++++ DATA PROVIDED

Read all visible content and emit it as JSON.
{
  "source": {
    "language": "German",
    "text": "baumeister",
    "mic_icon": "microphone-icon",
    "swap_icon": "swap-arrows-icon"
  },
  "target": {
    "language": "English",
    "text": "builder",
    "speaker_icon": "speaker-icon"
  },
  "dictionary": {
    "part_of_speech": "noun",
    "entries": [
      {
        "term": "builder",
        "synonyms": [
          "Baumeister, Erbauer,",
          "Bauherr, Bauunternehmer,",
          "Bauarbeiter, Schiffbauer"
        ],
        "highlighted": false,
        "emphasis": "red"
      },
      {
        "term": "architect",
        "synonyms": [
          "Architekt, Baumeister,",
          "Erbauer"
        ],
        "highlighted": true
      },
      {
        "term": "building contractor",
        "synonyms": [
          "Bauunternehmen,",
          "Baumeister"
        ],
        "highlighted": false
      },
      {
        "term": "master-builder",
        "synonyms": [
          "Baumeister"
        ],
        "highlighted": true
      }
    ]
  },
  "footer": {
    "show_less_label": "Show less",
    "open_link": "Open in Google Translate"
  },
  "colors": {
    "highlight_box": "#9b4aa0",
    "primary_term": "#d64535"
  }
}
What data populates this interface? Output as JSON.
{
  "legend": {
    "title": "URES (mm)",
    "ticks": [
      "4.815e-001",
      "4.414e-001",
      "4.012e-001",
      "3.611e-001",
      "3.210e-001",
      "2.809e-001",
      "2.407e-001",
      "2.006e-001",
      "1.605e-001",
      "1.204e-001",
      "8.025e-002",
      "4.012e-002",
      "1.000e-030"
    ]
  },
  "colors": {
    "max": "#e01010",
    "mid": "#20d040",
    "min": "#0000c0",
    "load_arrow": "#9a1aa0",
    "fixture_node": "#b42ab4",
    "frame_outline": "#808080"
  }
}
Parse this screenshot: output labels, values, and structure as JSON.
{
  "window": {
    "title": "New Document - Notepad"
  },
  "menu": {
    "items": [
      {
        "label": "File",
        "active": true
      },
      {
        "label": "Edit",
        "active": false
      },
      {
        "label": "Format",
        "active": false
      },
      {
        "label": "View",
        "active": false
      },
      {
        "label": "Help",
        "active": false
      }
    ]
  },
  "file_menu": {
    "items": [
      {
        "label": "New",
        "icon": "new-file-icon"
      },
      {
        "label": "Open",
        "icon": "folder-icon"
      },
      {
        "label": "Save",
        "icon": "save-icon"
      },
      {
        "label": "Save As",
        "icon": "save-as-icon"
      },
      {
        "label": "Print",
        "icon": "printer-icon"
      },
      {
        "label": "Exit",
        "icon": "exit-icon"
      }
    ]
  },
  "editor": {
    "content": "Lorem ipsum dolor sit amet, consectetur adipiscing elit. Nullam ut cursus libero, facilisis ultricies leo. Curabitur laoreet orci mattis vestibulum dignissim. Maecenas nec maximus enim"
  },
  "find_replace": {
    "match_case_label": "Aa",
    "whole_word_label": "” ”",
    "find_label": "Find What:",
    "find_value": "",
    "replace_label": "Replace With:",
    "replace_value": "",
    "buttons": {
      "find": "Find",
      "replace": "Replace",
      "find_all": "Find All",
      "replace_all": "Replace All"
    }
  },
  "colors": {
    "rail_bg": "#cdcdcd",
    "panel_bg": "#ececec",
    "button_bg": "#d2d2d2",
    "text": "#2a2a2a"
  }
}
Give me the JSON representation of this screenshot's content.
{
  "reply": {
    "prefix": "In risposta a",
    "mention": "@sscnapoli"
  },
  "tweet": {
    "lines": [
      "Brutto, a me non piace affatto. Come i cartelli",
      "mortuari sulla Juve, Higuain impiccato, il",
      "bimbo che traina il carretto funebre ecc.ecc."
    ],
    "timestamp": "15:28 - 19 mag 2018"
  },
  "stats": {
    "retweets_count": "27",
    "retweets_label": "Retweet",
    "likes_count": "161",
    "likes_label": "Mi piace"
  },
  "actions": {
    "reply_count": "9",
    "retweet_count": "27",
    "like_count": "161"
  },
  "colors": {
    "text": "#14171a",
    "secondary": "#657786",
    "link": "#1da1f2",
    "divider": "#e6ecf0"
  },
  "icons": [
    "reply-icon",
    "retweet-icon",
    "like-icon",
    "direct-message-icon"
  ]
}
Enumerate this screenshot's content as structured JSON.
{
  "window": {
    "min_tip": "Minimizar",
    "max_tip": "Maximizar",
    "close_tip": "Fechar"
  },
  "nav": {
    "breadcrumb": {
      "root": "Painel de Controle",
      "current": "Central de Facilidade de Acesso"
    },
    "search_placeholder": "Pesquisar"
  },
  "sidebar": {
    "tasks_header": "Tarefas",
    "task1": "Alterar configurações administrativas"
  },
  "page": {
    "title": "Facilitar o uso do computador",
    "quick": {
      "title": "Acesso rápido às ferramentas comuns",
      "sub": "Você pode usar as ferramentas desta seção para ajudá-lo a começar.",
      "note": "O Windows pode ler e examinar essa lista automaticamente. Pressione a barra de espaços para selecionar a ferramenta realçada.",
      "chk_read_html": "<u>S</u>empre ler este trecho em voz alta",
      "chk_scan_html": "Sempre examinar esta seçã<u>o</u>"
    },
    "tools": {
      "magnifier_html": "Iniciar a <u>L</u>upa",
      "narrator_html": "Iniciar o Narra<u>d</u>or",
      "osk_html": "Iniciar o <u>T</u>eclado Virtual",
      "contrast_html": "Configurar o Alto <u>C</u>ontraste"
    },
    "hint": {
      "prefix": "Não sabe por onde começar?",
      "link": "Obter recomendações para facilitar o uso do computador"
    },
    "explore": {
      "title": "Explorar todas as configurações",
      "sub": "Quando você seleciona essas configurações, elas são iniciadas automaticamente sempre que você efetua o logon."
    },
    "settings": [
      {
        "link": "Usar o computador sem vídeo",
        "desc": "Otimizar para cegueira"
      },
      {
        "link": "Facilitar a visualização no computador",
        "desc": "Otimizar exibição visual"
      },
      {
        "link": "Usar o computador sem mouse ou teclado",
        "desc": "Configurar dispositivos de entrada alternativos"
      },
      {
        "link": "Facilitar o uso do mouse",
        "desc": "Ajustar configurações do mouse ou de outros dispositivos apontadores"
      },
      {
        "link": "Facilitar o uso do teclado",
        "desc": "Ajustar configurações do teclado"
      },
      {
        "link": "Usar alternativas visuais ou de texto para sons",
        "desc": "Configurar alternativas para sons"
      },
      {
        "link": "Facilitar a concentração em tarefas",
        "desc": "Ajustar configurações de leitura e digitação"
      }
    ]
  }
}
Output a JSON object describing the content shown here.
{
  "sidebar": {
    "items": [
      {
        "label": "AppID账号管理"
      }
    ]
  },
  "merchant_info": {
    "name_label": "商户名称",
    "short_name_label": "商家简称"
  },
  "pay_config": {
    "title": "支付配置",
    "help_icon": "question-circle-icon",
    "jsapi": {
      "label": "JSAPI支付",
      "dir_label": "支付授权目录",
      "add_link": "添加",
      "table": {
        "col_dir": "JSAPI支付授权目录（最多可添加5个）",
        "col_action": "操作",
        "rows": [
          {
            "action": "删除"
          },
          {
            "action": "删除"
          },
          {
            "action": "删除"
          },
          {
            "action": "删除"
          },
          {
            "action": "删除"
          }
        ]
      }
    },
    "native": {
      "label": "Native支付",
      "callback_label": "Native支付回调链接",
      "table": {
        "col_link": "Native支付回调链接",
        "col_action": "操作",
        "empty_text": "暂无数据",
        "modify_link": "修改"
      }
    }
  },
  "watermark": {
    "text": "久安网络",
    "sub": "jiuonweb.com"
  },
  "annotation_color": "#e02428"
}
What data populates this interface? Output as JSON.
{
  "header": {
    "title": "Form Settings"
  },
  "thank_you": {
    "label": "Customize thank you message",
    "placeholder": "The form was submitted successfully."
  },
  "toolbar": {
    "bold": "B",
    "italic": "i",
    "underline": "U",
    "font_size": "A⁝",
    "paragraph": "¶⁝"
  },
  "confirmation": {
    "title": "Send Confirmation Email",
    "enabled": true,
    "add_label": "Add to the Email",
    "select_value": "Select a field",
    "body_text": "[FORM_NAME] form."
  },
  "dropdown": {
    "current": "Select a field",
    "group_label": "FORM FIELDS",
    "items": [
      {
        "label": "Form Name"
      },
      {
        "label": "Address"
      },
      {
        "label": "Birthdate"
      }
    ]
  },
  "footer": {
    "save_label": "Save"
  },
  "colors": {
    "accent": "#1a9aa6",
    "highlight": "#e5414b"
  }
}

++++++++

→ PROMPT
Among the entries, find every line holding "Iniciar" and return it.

→ REPLY TO THE TASK
      "magnifier_html": "Iniciar a <u>L</u>upa",
      "narrator_html": "Iniciar o Narra<u>d</u>or",
      "osk_html": "Iniciar o <u>T</u>eclado Virtual",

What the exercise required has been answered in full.